▸ **What this task involves**: Using the records below, find every line that includes "Grade" and copy it.

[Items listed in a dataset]
┄┄┄┄┄┄

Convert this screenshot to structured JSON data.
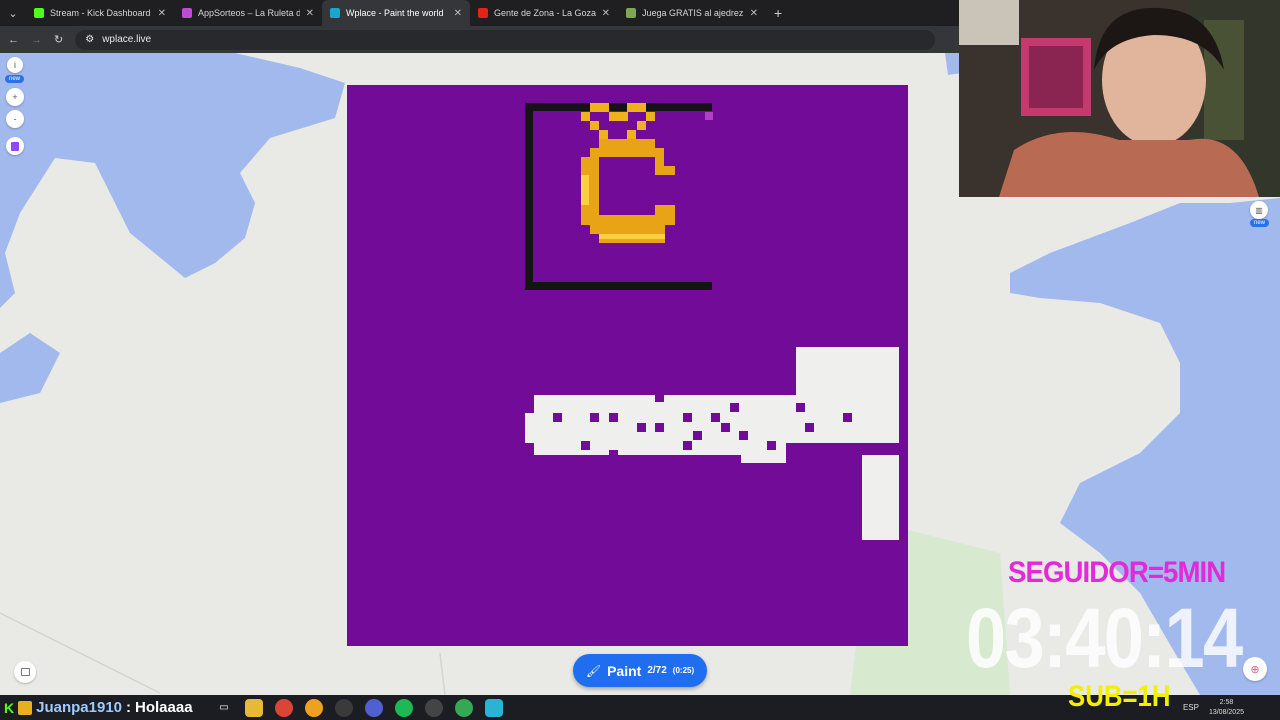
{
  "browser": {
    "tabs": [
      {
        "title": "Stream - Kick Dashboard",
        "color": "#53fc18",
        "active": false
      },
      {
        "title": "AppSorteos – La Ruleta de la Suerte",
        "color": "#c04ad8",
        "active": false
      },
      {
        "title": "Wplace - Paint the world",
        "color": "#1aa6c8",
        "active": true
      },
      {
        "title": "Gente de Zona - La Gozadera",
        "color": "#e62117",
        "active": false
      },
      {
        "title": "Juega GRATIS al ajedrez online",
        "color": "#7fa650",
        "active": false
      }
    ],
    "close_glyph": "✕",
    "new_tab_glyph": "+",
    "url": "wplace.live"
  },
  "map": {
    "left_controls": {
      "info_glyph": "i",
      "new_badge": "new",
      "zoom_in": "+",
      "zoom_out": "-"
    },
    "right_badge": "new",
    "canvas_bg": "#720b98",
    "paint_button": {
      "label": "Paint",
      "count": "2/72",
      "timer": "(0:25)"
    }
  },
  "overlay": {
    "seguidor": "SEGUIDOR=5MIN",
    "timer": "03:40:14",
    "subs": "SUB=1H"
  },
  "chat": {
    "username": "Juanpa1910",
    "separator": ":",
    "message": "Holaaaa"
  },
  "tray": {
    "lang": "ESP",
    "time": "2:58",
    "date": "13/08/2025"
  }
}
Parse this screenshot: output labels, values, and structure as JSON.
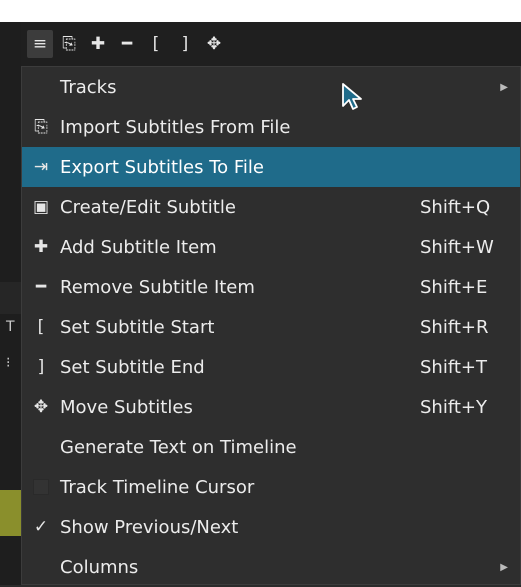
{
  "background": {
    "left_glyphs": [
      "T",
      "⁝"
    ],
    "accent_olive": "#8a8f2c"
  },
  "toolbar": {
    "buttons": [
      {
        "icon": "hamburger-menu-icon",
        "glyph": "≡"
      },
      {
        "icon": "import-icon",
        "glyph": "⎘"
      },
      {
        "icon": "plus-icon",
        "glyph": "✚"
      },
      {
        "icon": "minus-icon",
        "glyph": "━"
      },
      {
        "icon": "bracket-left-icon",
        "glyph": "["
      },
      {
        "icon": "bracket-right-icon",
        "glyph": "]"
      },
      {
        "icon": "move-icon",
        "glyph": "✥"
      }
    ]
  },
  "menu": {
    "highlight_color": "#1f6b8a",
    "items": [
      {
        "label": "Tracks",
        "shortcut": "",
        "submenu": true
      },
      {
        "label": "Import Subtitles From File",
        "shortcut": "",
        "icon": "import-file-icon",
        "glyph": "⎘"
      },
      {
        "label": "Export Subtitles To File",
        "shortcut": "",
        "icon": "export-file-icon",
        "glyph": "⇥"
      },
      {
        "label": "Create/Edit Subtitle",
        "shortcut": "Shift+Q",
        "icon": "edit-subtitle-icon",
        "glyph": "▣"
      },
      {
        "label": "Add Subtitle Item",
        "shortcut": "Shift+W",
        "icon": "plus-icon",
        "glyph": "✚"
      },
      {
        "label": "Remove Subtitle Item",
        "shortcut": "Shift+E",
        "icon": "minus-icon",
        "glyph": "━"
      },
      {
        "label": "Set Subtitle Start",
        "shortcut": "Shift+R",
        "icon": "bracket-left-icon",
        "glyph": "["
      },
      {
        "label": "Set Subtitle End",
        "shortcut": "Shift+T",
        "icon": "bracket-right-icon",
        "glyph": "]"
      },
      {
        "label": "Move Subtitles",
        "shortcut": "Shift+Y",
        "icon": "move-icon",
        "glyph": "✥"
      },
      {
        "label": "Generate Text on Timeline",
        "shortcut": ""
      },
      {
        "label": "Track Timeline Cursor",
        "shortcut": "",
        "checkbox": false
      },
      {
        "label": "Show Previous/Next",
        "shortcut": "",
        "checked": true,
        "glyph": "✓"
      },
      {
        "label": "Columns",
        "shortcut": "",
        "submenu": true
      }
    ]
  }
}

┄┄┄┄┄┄

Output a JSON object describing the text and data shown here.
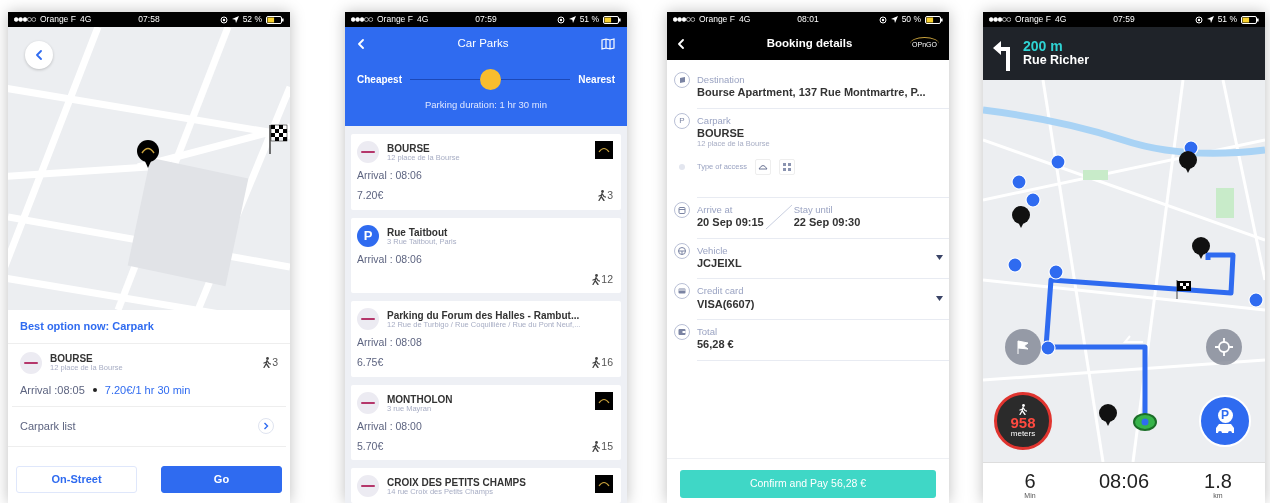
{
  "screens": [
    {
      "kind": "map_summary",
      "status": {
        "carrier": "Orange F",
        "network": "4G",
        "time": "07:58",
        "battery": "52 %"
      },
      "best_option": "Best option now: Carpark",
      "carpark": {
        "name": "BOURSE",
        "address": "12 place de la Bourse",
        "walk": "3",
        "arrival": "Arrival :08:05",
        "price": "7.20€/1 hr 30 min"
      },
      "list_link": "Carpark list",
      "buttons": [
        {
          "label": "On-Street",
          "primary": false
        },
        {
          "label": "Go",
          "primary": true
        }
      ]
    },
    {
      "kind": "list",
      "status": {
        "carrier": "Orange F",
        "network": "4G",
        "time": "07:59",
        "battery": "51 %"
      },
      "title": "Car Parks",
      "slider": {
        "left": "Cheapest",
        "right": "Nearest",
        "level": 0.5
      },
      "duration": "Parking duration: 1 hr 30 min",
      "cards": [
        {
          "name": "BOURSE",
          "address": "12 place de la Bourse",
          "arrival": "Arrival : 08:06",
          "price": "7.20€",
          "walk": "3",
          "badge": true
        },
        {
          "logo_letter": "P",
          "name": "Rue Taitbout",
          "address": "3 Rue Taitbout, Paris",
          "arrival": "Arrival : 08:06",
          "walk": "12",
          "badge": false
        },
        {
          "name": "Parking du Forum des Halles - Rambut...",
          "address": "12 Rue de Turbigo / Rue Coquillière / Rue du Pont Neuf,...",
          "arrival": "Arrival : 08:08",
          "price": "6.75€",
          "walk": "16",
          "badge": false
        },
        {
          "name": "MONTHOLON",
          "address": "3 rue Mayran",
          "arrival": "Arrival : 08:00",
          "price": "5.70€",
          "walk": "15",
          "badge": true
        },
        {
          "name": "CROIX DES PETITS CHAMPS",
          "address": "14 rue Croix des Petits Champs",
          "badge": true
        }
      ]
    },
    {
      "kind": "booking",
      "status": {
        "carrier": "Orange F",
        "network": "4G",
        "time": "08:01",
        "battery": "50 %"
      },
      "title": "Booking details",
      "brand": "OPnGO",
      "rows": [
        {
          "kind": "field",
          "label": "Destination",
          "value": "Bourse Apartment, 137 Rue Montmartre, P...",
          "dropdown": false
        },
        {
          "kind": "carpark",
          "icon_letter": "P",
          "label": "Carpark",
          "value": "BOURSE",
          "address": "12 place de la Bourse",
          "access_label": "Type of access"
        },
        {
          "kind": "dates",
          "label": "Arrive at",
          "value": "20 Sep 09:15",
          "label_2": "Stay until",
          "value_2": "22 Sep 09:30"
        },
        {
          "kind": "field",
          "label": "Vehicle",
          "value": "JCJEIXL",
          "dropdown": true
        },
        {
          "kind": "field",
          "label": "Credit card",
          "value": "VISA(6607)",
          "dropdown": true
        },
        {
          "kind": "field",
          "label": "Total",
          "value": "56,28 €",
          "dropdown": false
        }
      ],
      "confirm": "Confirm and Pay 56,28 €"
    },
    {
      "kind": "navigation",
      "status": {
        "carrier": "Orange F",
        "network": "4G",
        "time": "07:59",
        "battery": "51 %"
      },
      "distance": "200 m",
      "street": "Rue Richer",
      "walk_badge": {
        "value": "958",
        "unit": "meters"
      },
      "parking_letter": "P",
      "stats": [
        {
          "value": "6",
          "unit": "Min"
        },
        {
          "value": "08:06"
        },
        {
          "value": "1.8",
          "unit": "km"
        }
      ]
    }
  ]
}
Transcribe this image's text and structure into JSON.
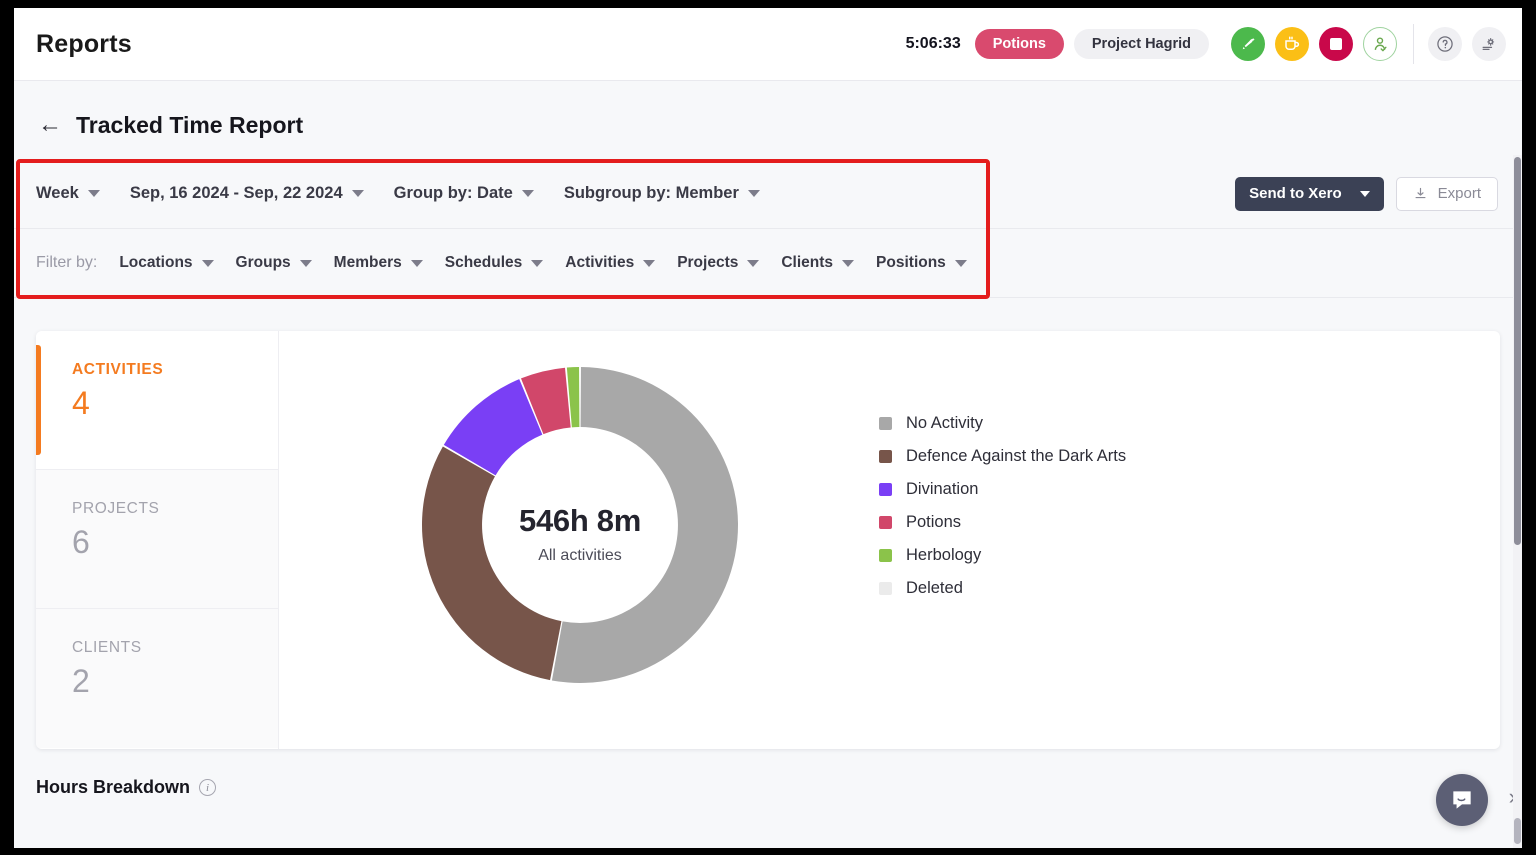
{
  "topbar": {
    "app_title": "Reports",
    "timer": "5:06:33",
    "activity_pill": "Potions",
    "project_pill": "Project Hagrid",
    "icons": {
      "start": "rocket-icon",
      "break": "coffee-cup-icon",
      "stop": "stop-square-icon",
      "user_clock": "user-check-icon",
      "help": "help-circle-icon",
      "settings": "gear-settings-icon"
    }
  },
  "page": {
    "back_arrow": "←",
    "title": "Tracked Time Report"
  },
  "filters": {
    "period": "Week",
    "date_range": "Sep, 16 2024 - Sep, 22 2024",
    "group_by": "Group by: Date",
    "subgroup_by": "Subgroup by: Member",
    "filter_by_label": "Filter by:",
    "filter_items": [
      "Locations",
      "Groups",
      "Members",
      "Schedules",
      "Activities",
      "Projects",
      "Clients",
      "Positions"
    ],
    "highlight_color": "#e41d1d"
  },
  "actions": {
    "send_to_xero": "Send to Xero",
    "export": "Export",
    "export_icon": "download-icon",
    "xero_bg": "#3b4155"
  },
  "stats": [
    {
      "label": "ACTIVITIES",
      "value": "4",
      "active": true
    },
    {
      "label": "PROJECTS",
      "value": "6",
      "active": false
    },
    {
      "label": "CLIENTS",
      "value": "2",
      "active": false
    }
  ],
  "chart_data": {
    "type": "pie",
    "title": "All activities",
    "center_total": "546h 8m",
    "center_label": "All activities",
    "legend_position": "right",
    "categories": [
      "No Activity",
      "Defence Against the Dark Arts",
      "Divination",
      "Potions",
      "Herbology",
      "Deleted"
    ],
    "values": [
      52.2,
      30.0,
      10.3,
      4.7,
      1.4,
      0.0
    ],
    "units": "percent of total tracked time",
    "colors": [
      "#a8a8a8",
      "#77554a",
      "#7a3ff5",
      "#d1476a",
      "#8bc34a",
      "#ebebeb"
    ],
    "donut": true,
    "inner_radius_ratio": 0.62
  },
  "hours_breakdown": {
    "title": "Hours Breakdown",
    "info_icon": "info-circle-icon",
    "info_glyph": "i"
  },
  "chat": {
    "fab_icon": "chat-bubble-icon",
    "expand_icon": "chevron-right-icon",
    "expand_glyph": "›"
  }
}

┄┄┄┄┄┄

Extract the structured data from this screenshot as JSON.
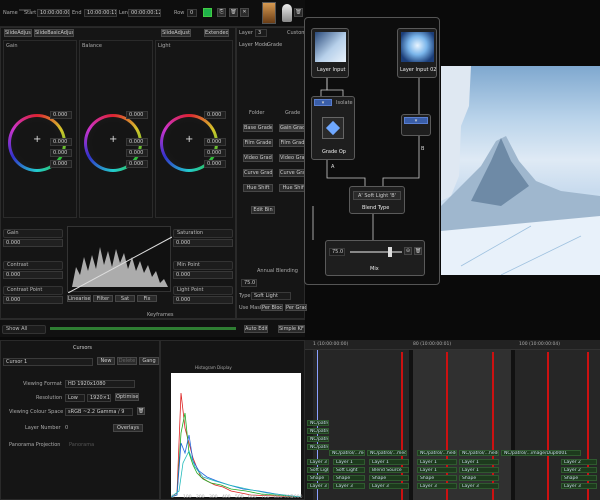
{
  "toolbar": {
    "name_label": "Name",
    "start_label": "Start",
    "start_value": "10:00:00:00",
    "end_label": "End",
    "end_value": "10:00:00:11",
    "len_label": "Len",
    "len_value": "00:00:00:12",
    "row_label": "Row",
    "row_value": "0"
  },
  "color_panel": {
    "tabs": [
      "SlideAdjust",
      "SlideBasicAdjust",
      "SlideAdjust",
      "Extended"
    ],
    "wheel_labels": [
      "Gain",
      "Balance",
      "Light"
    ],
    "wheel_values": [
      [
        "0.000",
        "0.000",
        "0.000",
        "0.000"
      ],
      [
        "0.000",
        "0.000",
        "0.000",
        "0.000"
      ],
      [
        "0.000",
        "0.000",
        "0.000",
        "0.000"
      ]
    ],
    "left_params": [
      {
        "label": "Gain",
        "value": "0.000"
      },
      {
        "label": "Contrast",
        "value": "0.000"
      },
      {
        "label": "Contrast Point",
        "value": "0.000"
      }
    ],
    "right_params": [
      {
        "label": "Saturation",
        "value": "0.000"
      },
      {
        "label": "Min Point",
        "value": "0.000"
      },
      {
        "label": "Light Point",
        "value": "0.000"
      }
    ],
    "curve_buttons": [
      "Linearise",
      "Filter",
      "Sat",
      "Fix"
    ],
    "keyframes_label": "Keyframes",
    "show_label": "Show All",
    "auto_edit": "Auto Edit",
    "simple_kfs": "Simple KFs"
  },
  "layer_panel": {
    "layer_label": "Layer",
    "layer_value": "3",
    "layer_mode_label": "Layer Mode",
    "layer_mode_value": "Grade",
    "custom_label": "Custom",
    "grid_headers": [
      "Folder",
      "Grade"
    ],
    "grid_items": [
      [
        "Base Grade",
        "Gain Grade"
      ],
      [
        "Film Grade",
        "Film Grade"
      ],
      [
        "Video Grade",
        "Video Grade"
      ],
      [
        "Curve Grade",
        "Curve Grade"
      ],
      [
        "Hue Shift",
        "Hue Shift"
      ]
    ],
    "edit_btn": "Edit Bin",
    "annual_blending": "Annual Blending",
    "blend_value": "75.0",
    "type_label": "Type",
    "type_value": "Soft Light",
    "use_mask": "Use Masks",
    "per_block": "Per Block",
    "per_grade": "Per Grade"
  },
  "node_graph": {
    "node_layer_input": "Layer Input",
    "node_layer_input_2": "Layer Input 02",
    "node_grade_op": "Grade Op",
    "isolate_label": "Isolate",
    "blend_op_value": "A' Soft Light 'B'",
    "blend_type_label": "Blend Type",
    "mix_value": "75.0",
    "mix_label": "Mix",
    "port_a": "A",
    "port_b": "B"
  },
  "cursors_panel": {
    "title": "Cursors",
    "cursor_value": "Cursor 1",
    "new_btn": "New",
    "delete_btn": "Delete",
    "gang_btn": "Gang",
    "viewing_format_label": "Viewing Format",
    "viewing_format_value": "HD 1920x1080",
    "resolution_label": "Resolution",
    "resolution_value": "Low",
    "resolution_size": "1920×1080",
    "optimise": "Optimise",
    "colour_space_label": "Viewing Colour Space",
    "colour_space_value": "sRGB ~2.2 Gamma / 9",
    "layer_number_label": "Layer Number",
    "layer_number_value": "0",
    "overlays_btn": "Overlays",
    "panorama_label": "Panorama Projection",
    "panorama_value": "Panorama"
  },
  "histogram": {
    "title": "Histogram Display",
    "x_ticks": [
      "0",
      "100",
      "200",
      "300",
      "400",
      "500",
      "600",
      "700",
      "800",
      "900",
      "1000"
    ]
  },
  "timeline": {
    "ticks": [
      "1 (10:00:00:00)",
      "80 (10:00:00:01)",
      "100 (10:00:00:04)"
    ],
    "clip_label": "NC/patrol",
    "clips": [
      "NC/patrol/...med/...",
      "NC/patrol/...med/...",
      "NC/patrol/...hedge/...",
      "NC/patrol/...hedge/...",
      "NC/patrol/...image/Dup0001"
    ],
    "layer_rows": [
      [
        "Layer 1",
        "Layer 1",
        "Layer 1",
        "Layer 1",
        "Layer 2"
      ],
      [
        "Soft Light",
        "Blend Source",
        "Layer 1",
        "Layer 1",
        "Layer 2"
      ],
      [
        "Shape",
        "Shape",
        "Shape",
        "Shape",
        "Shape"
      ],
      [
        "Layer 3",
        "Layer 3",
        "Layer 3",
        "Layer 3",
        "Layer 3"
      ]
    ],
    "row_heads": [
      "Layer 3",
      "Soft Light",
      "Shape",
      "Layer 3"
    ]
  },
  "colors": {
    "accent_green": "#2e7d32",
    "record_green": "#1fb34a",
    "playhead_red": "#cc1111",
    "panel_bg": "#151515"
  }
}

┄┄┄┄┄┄

▸ **Solution to this problem**:
    "layer_mode_value": "Grade",
      "Grade"
        "Base Grade",
        "Gain Grade"
        "Film Grade",
        "Film Grade"
        "Video Grade",
        "Video Grade"
        "Curve Grade",
        "Curve Grade"
    "per_grade": "Per Grade"
    "node_grade_op": "Grade Op",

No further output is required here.